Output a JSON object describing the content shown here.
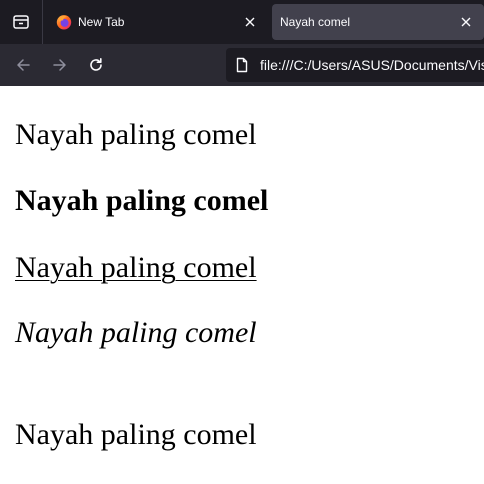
{
  "tabs": [
    {
      "title": "New Tab",
      "favicon": "firefox-icon",
      "active": false
    },
    {
      "title": "Nayah comel",
      "favicon": "",
      "active": true
    }
  ],
  "toolbar": {
    "url": "file:///C:/Users/ASUS/Documents/Visu"
  },
  "page": {
    "lines": [
      "Nayah paling comel",
      "Nayah paling comel",
      "Nayah paling comel",
      "Nayah paling comel",
      "Nayah paling comel"
    ]
  },
  "colors": {
    "tabstrip_bg": "#1c1b22",
    "active_tab_bg": "#42414d",
    "toolbar_bg": "#2b2a33",
    "urlbar_bg": "#1c1b22",
    "text_light": "#fbfbfe",
    "page_bg": "#ffffff"
  }
}
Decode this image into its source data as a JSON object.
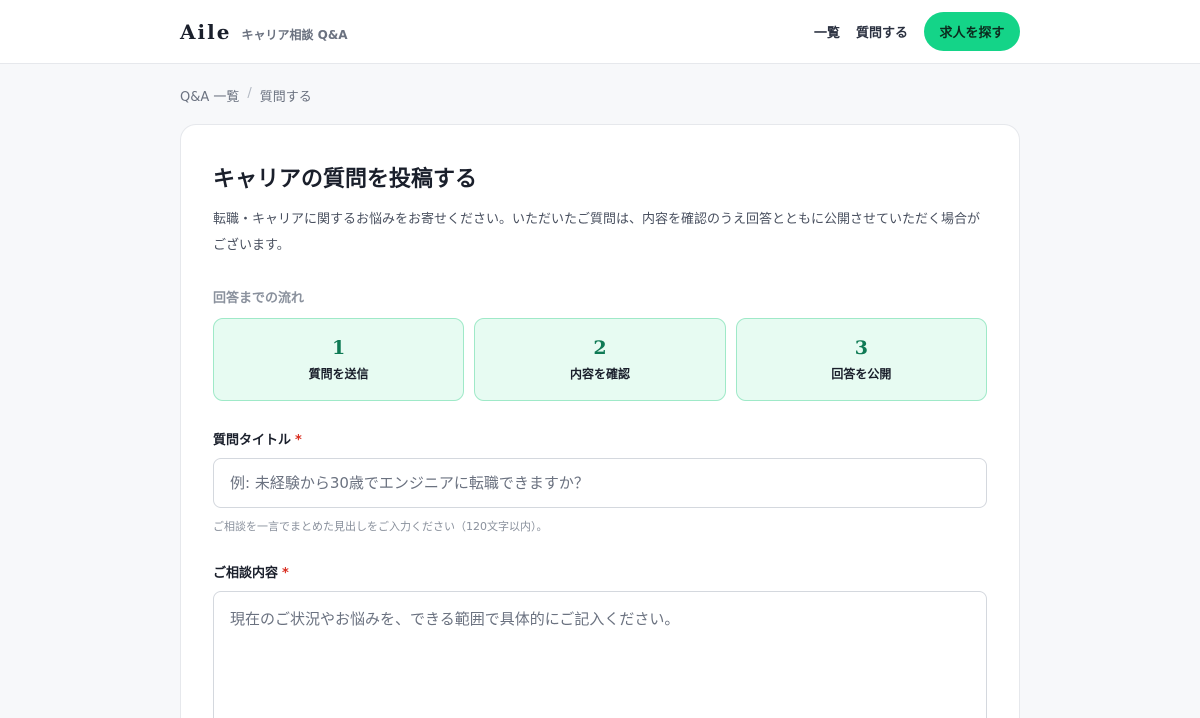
{
  "header": {
    "logo": "Aile",
    "tagline": "キャリア相談 Q&A",
    "nav": {
      "list_label": "一覧",
      "ask_label": "質問する"
    },
    "cta_label": "求人を探す"
  },
  "breadcrumb": {
    "home": "Q&A 一覧",
    "separator": "/",
    "current": "質問する"
  },
  "form": {
    "title": "キャリアの質問を投稿する",
    "description": "転職・キャリアに関するお悩みをお寄せください。いただいたご質問は、内容を確認のうえ回答とともに公開させていただく場合がございます。",
    "flow_label": "回答までの流れ",
    "steps": [
      {
        "num": "1",
        "label": "質問を送信"
      },
      {
        "num": "2",
        "label": "内容を確認"
      },
      {
        "num": "3",
        "label": "回答を公開"
      }
    ],
    "title_field": {
      "label": "質問タイトル",
      "required": "*",
      "placeholder": "例: 未経験から30歳でエンジニアに転職できますか？",
      "hint": "ご相談を一言でまとめた見出しをご入力ください（120文字以内）。"
    },
    "body_field": {
      "label": "ご相談内容",
      "required": "*",
      "placeholder": "現在のご状況やお悩みを、できる範囲で具体的にご記入ください。"
    }
  },
  "colors": {
    "accent": "#14d488",
    "step_bg": "#e7fbf2",
    "required": "#d92d20"
  }
}
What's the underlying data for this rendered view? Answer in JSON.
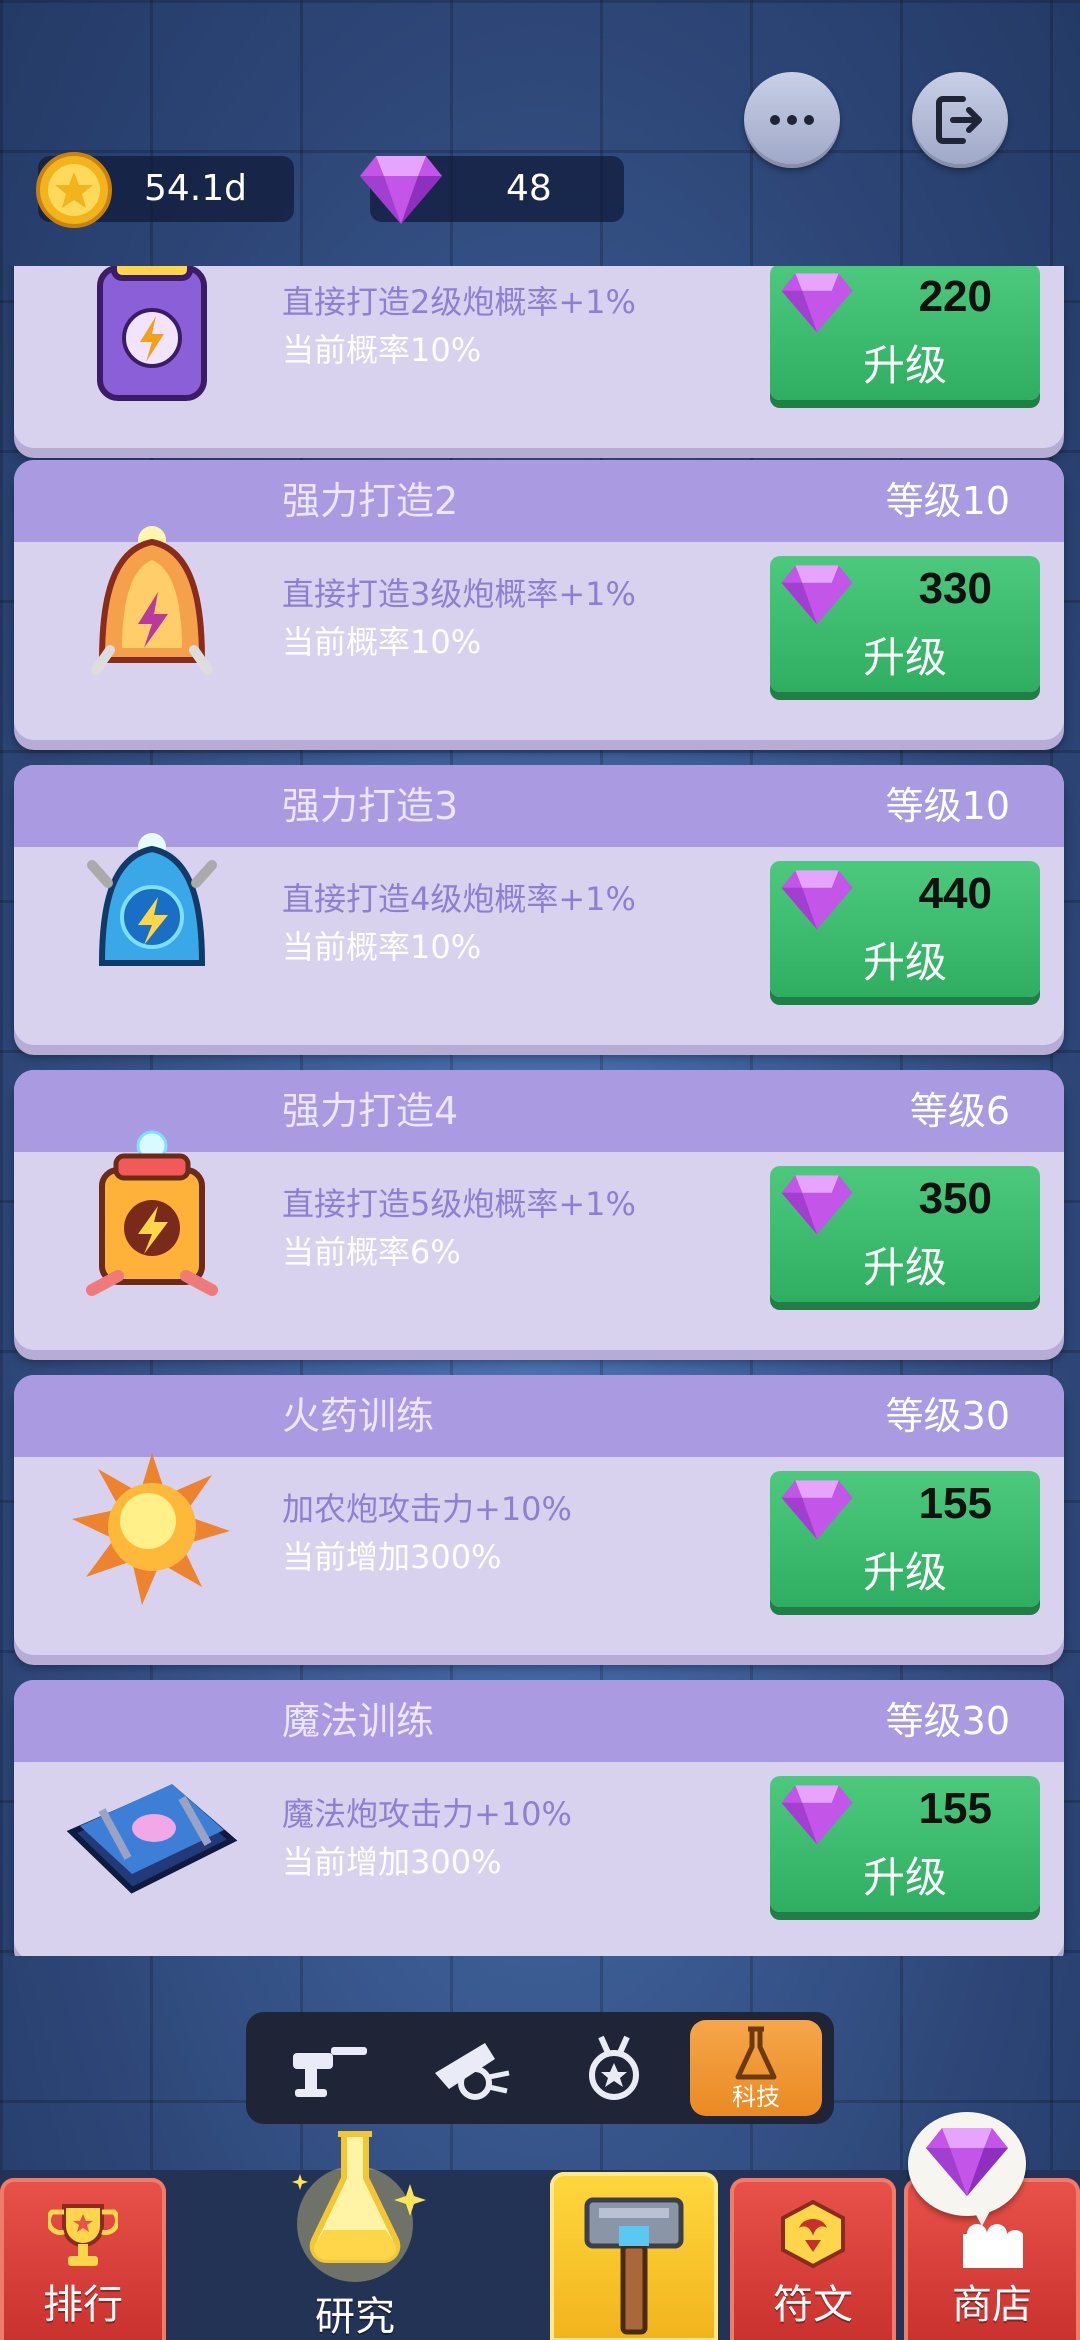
{
  "header": {
    "more_icon": "ellipsis-icon",
    "exit_icon": "exit-icon",
    "gold": "54.1d",
    "gems": "48"
  },
  "cards": [
    {
      "title": "",
      "level": "",
      "desc": "直接打造2级炮概率+1%",
      "current": "当前概率10%",
      "cost": "220",
      "button": "升级",
      "icon": "battery-purple-icon"
    },
    {
      "title": "强力打造2",
      "level": "等级10",
      "desc": "直接打造3级炮概率+1%",
      "current": "当前概率10%",
      "cost": "330",
      "button": "升级",
      "icon": "bell-orange-icon"
    },
    {
      "title": "强力打造3",
      "level": "等级10",
      "desc": "直接打造4级炮概率+1%",
      "current": "当前概率10%",
      "cost": "440",
      "button": "升级",
      "icon": "bell-blue-icon"
    },
    {
      "title": "强力打造4",
      "level": "等级6",
      "desc": "直接打造5级炮概率+1%",
      "current": "当前概率6%",
      "cost": "350",
      "button": "升级",
      "icon": "battery-orange-icon"
    },
    {
      "title": "火药训练",
      "level": "等级30",
      "desc": "加农炮攻击力+10%",
      "current": "当前增加300%",
      "cost": "155",
      "button": "升级",
      "icon": "explosion-icon"
    },
    {
      "title": "魔法训练",
      "level": "等级30",
      "desc": "魔法炮攻击力+10%",
      "current": "当前增加300%",
      "cost": "155",
      "button": "升级",
      "icon": "spellbook-icon"
    }
  ],
  "sub_tabs": [
    {
      "icon": "turret-icon",
      "label": ""
    },
    {
      "icon": "cannon-icon",
      "label": ""
    },
    {
      "icon": "medal-icon",
      "label": ""
    },
    {
      "icon": "flask-icon",
      "label": "科技"
    }
  ],
  "bottom_nav": {
    "rank": "排行",
    "research": "研究",
    "forge_icon": "hammer-icon",
    "rune": "符文",
    "shop": "商店"
  },
  "colors": {
    "card_bg": "#d9d2ee",
    "card_header": "#a99ae2",
    "button_green": "#3bbc6f",
    "active_tab": "#f29a35",
    "nav_red": "#d7403a",
    "nav_yellow": "#f7c52b"
  }
}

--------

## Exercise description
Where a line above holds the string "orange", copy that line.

## The answer
      "icon": "bell-orange-icon"
      "icon": "battery-orange-icon"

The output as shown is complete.